It will be the largest held in Africa in over a decade, hosted simultaneously in two parts by the Zeitz Museum of Contemporary Art Africa (Zeitz MoCAA) in the V&A Waterfront's Silo District and the Norval Foundation in Steenberg Estate.
The Zeitz MoCAA retrospective is titled Why Should I Hesitate: Putting Drawings to Work, while the parallel Norval exhibit will focus on sculpture.
CapeTalk's Africa Melane finds out more from Tammy Langtry, assistant curator for performative practice at Zeitz MoCAA.
Langtry says they are working closely with Kentridge and his various studios to make sure the exhibition reflects his immense and varied body of work.
The artist has 40+ years of artistic practise that we're trying to condense into our museum space.— Tammy Langtry, Assistant curator for performative practice - Zeitz MOCAA
He's got a number of different studios - a primary studio in Johannesburg and then various others that look at different kinds of mediums like tapestry, sculpture and performance animation.— Tammy Langtry, Assistant curator for performative practice - Zeitz MOCAA

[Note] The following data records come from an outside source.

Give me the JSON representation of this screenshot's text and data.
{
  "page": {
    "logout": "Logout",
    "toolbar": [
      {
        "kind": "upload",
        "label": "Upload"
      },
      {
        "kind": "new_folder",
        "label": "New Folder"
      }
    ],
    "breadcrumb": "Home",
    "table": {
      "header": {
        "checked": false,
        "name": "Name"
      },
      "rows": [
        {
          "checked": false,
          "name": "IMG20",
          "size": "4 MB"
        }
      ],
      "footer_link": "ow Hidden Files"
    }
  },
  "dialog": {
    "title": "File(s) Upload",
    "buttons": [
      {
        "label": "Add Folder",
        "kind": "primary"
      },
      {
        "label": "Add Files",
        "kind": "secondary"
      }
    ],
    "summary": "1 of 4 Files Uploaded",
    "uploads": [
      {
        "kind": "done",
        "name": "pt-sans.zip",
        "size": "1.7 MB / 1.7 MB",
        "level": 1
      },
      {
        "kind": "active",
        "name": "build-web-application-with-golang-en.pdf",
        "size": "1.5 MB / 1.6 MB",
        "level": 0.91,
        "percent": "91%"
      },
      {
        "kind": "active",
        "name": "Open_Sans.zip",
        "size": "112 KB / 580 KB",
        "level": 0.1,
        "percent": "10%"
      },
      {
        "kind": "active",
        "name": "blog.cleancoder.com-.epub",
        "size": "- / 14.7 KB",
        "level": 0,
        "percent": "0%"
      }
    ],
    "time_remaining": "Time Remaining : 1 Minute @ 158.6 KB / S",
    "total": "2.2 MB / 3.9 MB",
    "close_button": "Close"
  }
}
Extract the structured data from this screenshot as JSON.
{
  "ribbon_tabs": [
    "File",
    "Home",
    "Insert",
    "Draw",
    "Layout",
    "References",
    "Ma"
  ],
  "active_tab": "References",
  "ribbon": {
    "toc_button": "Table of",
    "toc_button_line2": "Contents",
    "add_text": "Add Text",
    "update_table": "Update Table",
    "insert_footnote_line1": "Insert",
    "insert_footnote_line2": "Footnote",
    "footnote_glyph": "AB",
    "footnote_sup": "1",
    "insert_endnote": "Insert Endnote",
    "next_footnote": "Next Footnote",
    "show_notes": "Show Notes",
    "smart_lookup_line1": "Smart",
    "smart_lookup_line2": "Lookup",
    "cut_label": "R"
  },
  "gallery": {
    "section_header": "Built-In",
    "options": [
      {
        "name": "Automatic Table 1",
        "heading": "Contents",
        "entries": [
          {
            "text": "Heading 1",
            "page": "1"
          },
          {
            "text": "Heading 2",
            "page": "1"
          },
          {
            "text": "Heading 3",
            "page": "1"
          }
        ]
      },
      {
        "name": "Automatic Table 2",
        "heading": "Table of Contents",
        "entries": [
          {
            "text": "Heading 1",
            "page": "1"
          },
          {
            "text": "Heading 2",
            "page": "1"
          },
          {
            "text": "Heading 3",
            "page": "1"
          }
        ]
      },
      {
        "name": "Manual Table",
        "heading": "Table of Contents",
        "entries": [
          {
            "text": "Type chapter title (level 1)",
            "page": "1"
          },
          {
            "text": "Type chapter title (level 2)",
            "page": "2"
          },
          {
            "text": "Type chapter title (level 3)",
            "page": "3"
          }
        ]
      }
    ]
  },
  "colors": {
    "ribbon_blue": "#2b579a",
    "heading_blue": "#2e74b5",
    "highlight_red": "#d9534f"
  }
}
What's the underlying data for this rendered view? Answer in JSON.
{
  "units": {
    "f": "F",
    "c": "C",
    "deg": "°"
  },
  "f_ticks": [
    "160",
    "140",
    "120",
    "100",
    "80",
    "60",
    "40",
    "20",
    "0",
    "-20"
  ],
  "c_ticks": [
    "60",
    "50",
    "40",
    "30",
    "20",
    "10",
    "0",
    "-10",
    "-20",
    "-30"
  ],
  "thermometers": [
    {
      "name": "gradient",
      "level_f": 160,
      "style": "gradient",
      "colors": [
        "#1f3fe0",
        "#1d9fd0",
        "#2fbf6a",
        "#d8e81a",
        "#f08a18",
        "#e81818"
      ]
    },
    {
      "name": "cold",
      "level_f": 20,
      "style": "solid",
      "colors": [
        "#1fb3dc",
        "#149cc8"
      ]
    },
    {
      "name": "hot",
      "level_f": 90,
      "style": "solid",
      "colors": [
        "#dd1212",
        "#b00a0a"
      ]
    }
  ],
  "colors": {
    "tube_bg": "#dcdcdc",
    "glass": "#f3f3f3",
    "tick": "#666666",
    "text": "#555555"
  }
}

Langtry says what she'd like visitors to take away with them, is having learnt something about art and artmaking, as well as South African history.
In Kentridge's work you really get the understanding of how he's adapted artistic processes.— Tammy Langtry, Assistant curator for performative practice - Zeitz MOCAA
Kentridge has been the eye on what's been happening politically and historically in our country and further afield... I think people are going to learn a lot, it's going to be quite a dense exhibition.— Tammy Langtry, Assistant curator for performative practice - Zeitz MOCAA
The exhibition will run for around seven months into March 2020 after it opens on 25 August.
Hear more about this major retrospective below:
This article first appeared on CapeTalk : Major William Kentridge retrospective to open in Cape Town in August